##### PROVIDED DATA #####
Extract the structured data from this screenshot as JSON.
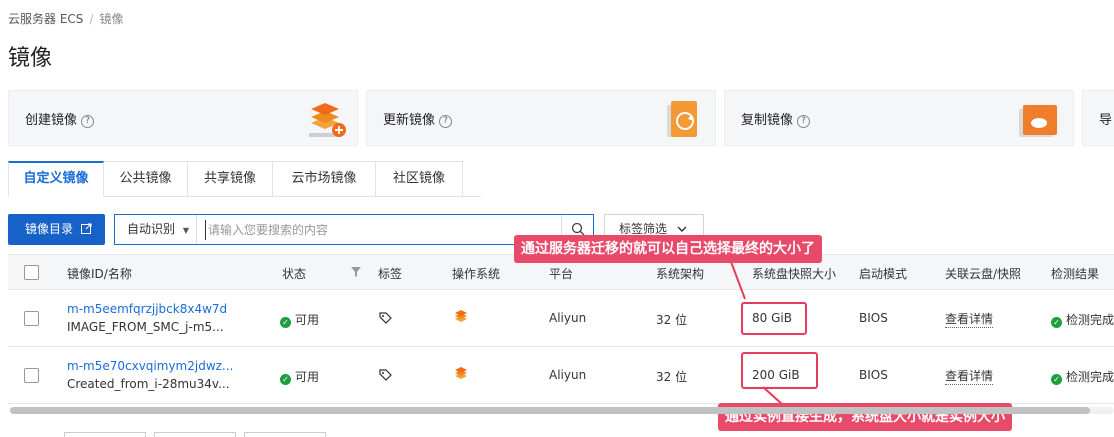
{
  "breadcrumb": {
    "root": "云服务器 ECS",
    "separator": "/",
    "current": "镜像"
  },
  "page_title": "镜像",
  "cards": [
    {
      "label": "创建镜像",
      "icon": "create-image-icon"
    },
    {
      "label": "更新镜像",
      "icon": "update-image-icon"
    },
    {
      "label": "复制镜像",
      "icon": "copy-image-icon"
    },
    {
      "label": "导"
    }
  ],
  "tabs": [
    "自定义镜像",
    "公共镜像",
    "共享镜像",
    "云市场镜像",
    "社区镜像"
  ],
  "toolbar": {
    "catalog_label": "镜像目录",
    "search_type": "自动识别",
    "search_placeholder": "请输入您要搜索的内容",
    "tag_filter": "标签筛选"
  },
  "columns": [
    "镜像ID/名称",
    "状态",
    "标签",
    "操作系统",
    "平台",
    "系统架构",
    "系统盘快照大小",
    "启动模式",
    "关联云盘/快照",
    "检测结果"
  ],
  "rows": [
    {
      "id": "m-m5eemfqrzjjbck8x4w7d",
      "name": "IMAGE_FROM_SMC_j-m5...",
      "status": "可用",
      "platform": "Aliyun",
      "arch": "32 位",
      "size": "80 GiB",
      "boot": "BIOS",
      "detail": "查看详情",
      "check": "检测完成"
    },
    {
      "id": "m-m5e70cxvqimym2jdwz...",
      "name": "Created_from_i-28mu34v...",
      "status": "可用",
      "platform": "Aliyun",
      "arch": "32 位",
      "size": "200 GiB",
      "boot": "BIOS",
      "detail": "查看详情",
      "check": "检测完成"
    }
  ],
  "annotations": {
    "top": "通过服务器迁移的就可以自己选择最终的大小了",
    "bottom": "通过实例直接生成，系统盘大小就是实例大小"
  },
  "colors": {
    "accent": "#1a6cd6",
    "annotation": "#e84a6a",
    "ok": "#1e9e3e"
  }
}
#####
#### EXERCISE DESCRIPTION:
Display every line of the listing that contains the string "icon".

#### WRITTEN SOLUTION:
      "icon": "create-image-icon"
      "icon": "update-image-icon"
      "icon": "copy-image-icon"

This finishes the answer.